Start of Block
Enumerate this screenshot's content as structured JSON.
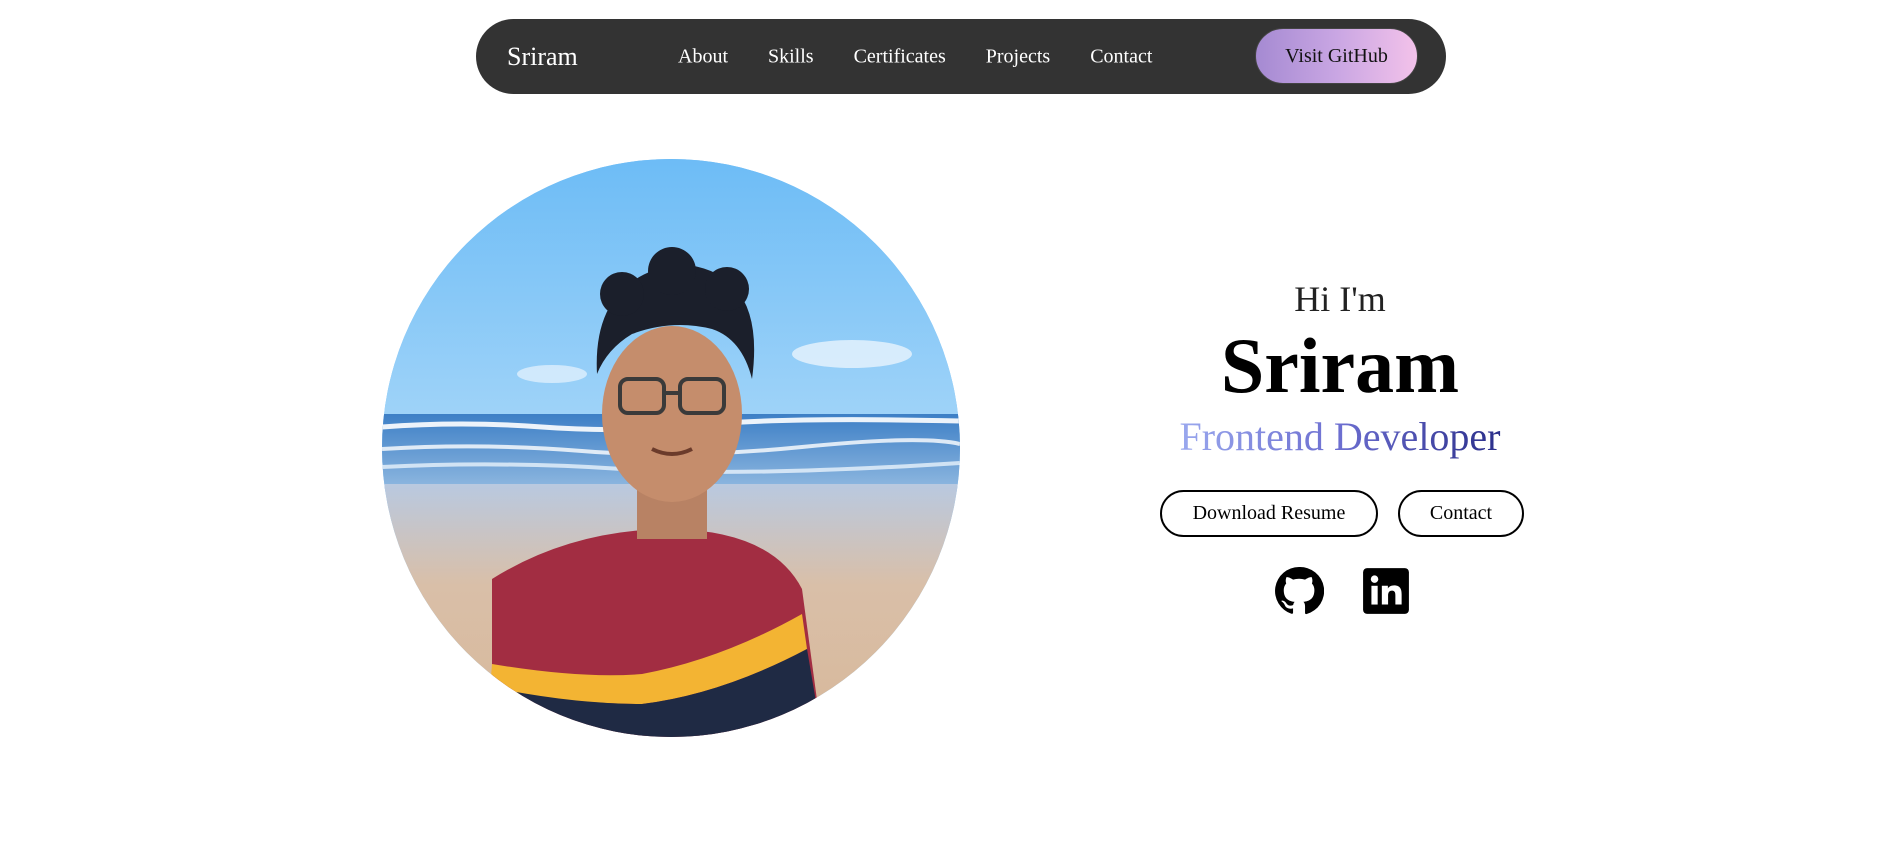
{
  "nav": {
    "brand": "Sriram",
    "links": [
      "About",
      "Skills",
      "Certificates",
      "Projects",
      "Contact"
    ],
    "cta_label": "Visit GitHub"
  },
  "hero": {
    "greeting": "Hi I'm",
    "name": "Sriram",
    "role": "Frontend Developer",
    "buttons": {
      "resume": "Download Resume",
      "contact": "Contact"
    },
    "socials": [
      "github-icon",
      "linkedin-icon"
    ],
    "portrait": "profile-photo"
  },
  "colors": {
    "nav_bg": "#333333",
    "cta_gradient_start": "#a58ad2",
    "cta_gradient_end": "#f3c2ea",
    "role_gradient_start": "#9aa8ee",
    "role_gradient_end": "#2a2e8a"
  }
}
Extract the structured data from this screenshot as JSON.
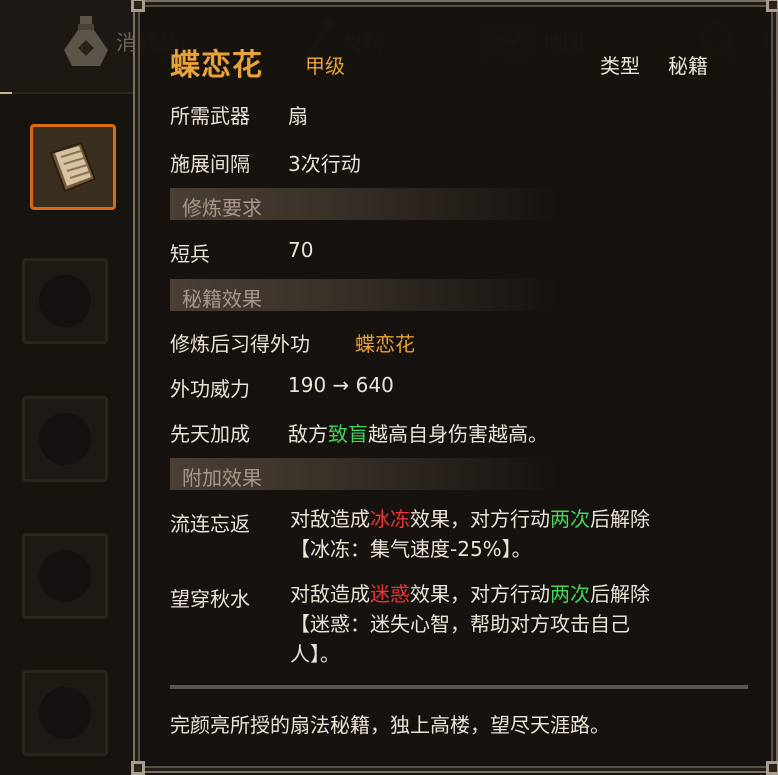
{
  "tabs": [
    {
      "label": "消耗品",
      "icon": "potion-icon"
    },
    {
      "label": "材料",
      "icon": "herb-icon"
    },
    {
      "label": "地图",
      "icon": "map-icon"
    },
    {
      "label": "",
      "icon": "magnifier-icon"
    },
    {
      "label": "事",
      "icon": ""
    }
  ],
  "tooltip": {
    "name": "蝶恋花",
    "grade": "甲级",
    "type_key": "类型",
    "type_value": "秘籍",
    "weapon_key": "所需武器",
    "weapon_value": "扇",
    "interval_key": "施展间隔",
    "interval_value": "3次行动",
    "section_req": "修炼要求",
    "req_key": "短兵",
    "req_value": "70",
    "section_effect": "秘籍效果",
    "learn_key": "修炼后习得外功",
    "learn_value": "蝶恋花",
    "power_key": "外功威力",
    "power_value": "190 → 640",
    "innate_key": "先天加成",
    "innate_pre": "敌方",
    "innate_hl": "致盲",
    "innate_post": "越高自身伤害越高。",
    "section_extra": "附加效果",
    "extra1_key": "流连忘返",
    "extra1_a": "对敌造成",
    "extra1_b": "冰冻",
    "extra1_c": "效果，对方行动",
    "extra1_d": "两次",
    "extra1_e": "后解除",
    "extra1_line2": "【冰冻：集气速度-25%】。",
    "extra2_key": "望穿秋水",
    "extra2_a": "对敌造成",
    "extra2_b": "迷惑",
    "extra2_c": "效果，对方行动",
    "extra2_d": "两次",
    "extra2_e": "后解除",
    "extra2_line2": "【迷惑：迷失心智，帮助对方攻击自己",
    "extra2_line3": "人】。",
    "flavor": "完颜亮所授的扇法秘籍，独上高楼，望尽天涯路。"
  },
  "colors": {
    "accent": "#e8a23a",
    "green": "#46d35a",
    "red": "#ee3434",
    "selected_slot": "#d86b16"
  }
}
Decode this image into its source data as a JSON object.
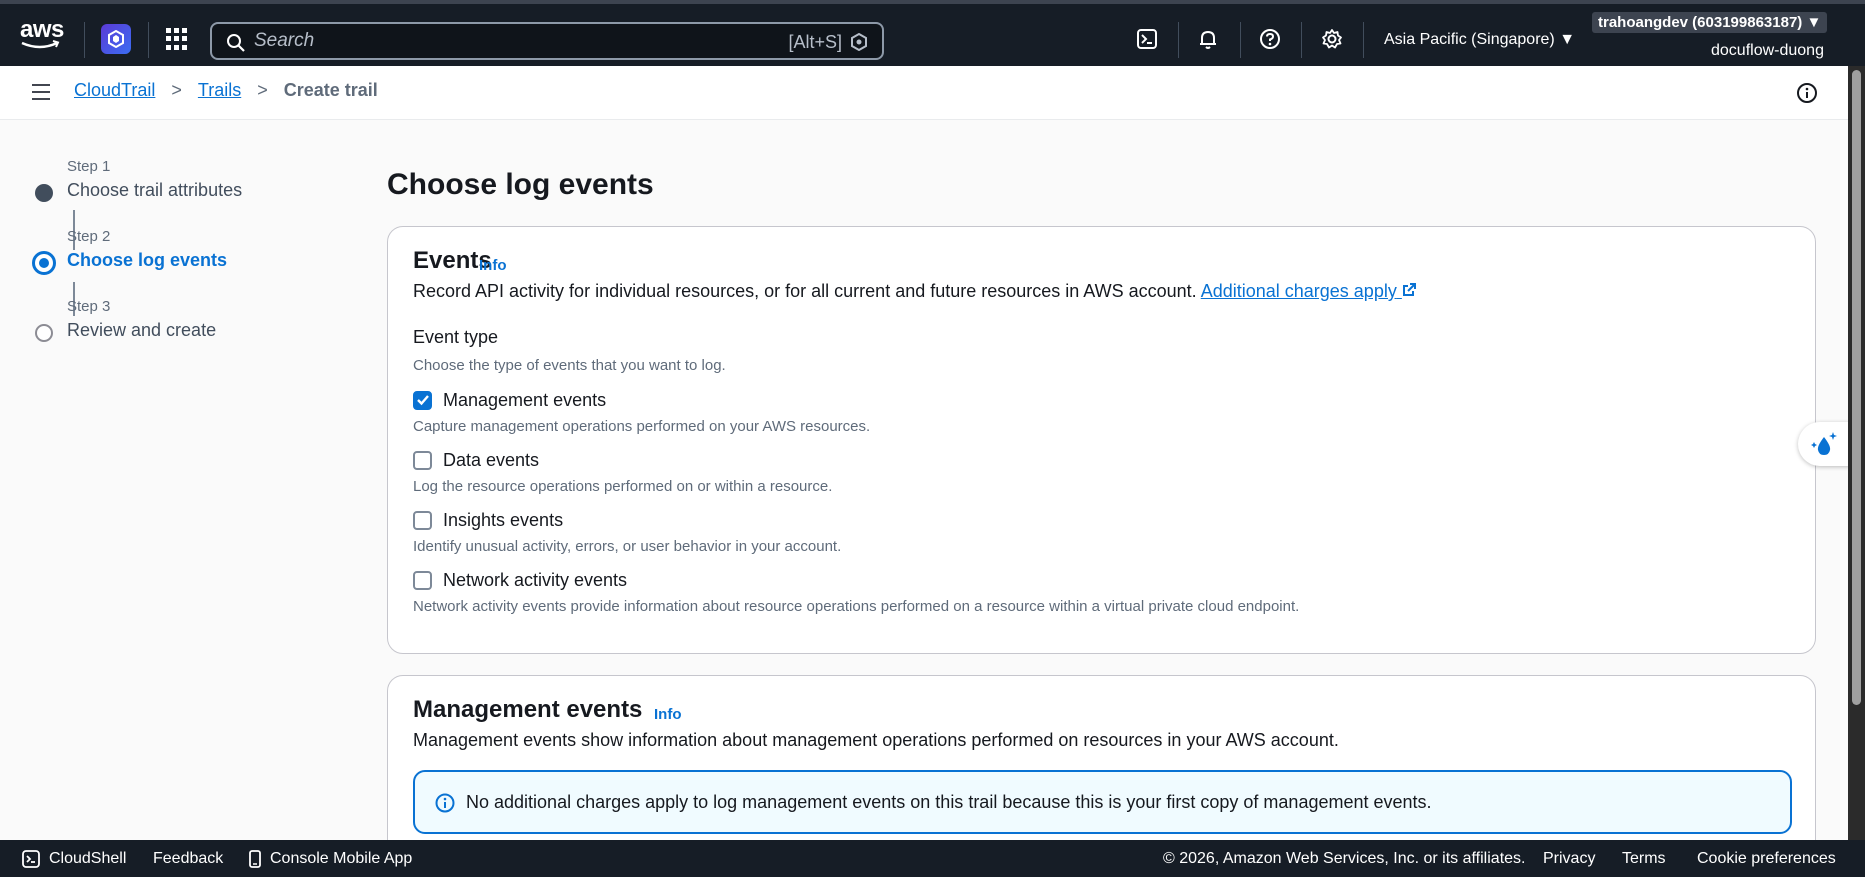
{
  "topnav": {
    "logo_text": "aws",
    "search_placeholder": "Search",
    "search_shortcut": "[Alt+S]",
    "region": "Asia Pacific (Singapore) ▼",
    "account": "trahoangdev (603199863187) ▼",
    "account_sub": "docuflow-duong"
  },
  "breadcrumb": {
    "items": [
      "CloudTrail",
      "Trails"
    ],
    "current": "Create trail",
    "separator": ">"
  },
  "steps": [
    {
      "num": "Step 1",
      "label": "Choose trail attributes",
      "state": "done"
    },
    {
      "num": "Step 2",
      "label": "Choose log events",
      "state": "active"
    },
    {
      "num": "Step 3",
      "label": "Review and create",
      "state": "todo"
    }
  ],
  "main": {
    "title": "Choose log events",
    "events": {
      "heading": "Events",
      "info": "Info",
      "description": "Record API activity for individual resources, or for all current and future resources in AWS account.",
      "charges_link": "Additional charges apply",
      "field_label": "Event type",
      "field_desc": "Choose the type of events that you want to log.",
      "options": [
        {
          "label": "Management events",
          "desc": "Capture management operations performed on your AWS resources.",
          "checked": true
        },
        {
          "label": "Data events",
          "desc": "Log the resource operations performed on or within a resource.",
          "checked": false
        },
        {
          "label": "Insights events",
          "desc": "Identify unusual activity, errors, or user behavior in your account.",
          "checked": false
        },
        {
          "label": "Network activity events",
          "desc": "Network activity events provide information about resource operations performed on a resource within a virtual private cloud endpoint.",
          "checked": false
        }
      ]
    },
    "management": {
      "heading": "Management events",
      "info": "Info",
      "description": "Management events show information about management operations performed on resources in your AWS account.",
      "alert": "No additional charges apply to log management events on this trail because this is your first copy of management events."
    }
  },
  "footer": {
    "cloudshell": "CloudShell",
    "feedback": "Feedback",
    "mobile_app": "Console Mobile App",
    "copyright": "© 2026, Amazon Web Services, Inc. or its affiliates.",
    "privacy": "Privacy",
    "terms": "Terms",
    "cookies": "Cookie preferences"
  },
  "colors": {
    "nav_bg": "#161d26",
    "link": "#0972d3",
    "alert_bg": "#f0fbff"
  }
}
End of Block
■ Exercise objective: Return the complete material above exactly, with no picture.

■ Result of this exercise:
Enumerate this screenshot's content as structured JSON.
{
  "nav": {
    "brand": "Sriram",
    "links": [
      "About",
      "Skills",
      "Certificates",
      "Projects",
      "Contact"
    ],
    "cta_label": "Visit GitHub"
  },
  "hero": {
    "greeting": "Hi I'm",
    "name": "Sriram",
    "role": "Frontend Developer",
    "buttons": {
      "resume": "Download Resume",
      "contact": "Contact"
    },
    "socials": [
      "github-icon",
      "linkedin-icon"
    ],
    "portrait": "profile-photo"
  },
  "colors": {
    "nav_bg": "#333333",
    "cta_gradient_start": "#a58ad2",
    "cta_gradient_end": "#f3c2ea",
    "role_gradient_start": "#9aa8ee",
    "role_gradient_end": "#2a2e8a"
  }
}
Extract the structured data from this screenshot as JSON.
{
  "tabs": [
    {
      "label": "消耗品",
      "icon": "potion-icon"
    },
    {
      "label": "材料",
      "icon": "herb-icon"
    },
    {
      "label": "地图",
      "icon": "map-icon"
    },
    {
      "label": "",
      "icon": "magnifier-icon"
    },
    {
      "label": "事",
      "icon": ""
    }
  ],
  "tooltip": {
    "name": "蝶恋花",
    "grade": "甲级",
    "type_key": "类型",
    "type_value": "秘籍",
    "weapon_key": "所需武器",
    "weapon_value": "扇",
    "interval_key": "施展间隔",
    "interval_value": "3次行动",
    "section_req": "修炼要求",
    "req_key": "短兵",
    "req_value": "70",
    "section_effect": "秘籍效果",
    "learn_key": "修炼后习得外功",
    "learn_value": "蝶恋花",
    "power_key": "外功威力",
    "power_value": "190 → 640",
    "innate_key": "先天加成",
    "innate_pre": "敌方",
    "innate_hl": "致盲",
    "innate_post": "越高自身伤害越高。",
    "section_extra": "附加效果",
    "extra1_key": "流连忘返",
    "extra1_a": "对敌造成",
    "extra1_b": "冰冻",
    "extra1_c": "效果，对方行动",
    "extra1_d": "两次",
    "extra1_e": "后解除",
    "extra1_line2": "【冰冻：集气速度-25%】。",
    "extra2_key": "望穿秋水",
    "extra2_a": "对敌造成",
    "extra2_b": "迷惑",
    "extra2_c": "效果，对方行动",
    "extra2_d": "两次",
    "extra2_e": "后解除",
    "extra2_line2": "【迷惑：迷失心智，帮助对方攻击自己",
    "extra2_line3": "人】。",
    "flavor": "完颜亮所授的扇法秘籍，独上高楼，望尽天涯路。"
  },
  "colors": {
    "accent": "#e8a23a",
    "green": "#46d35a",
    "red": "#ee3434",
    "selected_slot": "#d86b16"
  }
}
Decode this image into its source data as a JSON object.
{
  "topnav": {
    "logo_text": "aws",
    "search_placeholder": "Search",
    "search_shortcut": "[Alt+S]",
    "region": "Asia Pacific (Singapore) ▼",
    "account": "trahoangdev (603199863187) ▼",
    "account_sub": "docuflow-duong"
  },
  "breadcrumb": {
    "items": [
      "CloudTrail",
      "Trails"
    ],
    "current": "Create trail",
    "separator": ">"
  },
  "steps": [
    {
      "num": "Step 1",
      "label": "Choose trail attributes",
      "state": "done"
    },
    {
      "num": "Step 2",
      "label": "Choose log events",
      "state": "active"
    },
    {
      "num": "Step 3",
      "label": "Review and create",
      "state": "todo"
    }
  ],
  "main": {
    "title": "Choose log events",
    "events": {
      "heading": "Events",
      "info": "Info",
      "description": "Record API activity for individual resources, or for all current and future resources in AWS account.",
      "charges_link": "Additional charges apply",
      "field_label": "Event type",
      "field_desc": "Choose the type of events that you want to log.",
      "options": [
        {
          "label": "Management events",
          "desc": "Capture management operations performed on your AWS resources.",
          "checked": true
        },
        {
          "label": "Data events",
          "desc": "Log the resource operations performed on or within a resource.",
          "checked": false
        },
        {
          "label": "Insights events",
          "desc": "Identify unusual activity, errors, or user behavior in your account.",
          "checked": false
        },
        {
          "label": "Network activity events",
          "desc": "Network activity events provide information about resource operations performed on a resource within a virtual private cloud endpoint.",
          "checked": false
        }
      ]
    },
    "management": {
      "heading": "Management events",
      "info": "Info",
      "description": "Management events show information about management operations performed on resources in your AWS account.",
      "alert": "No additional charges apply to log management events on this trail because this is your first copy of management events."
    }
  },
  "footer": {
    "cloudshell": "CloudShell",
    "feedback": "Feedback",
    "mobile_app": "Console Mobile App",
    "copyright": "© 2026, Amazon Web Services, Inc. or its affiliates.",
    "privacy": "Privacy",
    "terms": "Terms",
    "cookies": "Cookie preferences"
  },
  "colors": {
    "nav_bg": "#161d26",
    "link": "#0972d3",
    "alert_bg": "#f0fbff"
  }
}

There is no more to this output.